(Saved data entries)
—————
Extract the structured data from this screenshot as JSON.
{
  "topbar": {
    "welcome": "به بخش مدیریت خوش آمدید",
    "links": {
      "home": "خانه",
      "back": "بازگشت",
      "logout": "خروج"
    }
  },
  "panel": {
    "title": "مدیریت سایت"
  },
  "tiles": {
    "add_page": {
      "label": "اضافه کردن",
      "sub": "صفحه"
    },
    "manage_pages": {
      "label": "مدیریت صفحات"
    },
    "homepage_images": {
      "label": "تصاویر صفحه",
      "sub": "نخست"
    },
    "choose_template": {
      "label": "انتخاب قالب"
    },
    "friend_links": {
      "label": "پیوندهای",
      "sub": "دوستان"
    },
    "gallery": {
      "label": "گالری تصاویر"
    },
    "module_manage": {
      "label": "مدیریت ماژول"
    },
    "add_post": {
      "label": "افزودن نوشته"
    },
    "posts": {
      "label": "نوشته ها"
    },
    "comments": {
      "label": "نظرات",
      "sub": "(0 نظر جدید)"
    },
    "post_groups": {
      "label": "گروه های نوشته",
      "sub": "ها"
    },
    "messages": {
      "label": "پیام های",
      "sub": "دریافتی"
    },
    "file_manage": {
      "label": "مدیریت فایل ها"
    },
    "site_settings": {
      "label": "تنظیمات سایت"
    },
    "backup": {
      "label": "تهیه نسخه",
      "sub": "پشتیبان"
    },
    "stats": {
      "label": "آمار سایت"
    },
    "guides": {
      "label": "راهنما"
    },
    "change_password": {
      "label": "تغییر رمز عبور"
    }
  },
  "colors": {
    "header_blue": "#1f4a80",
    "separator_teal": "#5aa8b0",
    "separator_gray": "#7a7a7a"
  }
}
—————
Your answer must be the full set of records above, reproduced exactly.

Extract the structured data from this screenshot as JSON.
{
  "topbar": {
    "welcome": "به بخش مدیریت خوش آمدید",
    "links": {
      "home": "خانه",
      "back": "بازگشت",
      "logout": "خروج"
    }
  },
  "panel": {
    "title": "مدیریت سایت"
  },
  "tiles": {
    "add_page": {
      "label": "اضافه کردن",
      "sub": "صفحه"
    },
    "manage_pages": {
      "label": "مدیریت صفحات"
    },
    "homepage_images": {
      "label": "تصاویر صفحه",
      "sub": "نخست"
    },
    "choose_template": {
      "label": "انتخاب قالب"
    },
    "friend_links": {
      "label": "پیوندهای",
      "sub": "دوستان"
    },
    "gallery": {
      "label": "گالری تصاویر"
    },
    "module_manage": {
      "label": "مدیریت ماژول"
    },
    "add_post": {
      "label": "افزودن نوشته"
    },
    "posts": {
      "label": "نوشته ها"
    },
    "comments": {
      "label": "نظرات",
      "sub": "(0 نظر جدید)"
    },
    "post_groups": {
      "label": "گروه های نوشته",
      "sub": "ها"
    },
    "messages": {
      "label": "پیام های",
      "sub": "دریافتی"
    },
    "file_manage": {
      "label": "مدیریت فایل ها"
    },
    "site_settings": {
      "label": "تنظیمات سایت"
    },
    "backup": {
      "label": "تهیه نسخه",
      "sub": "پشتیبان"
    },
    "stats": {
      "label": "آمار سایت"
    },
    "guides": {
      "label": "راهنما"
    },
    "change_password": {
      "label": "تغییر رمز عبور"
    }
  },
  "colors": {
    "header_blue": "#1f4a80",
    "separator_teal": "#5aa8b0",
    "separator_gray": "#7a7a7a"
  }
}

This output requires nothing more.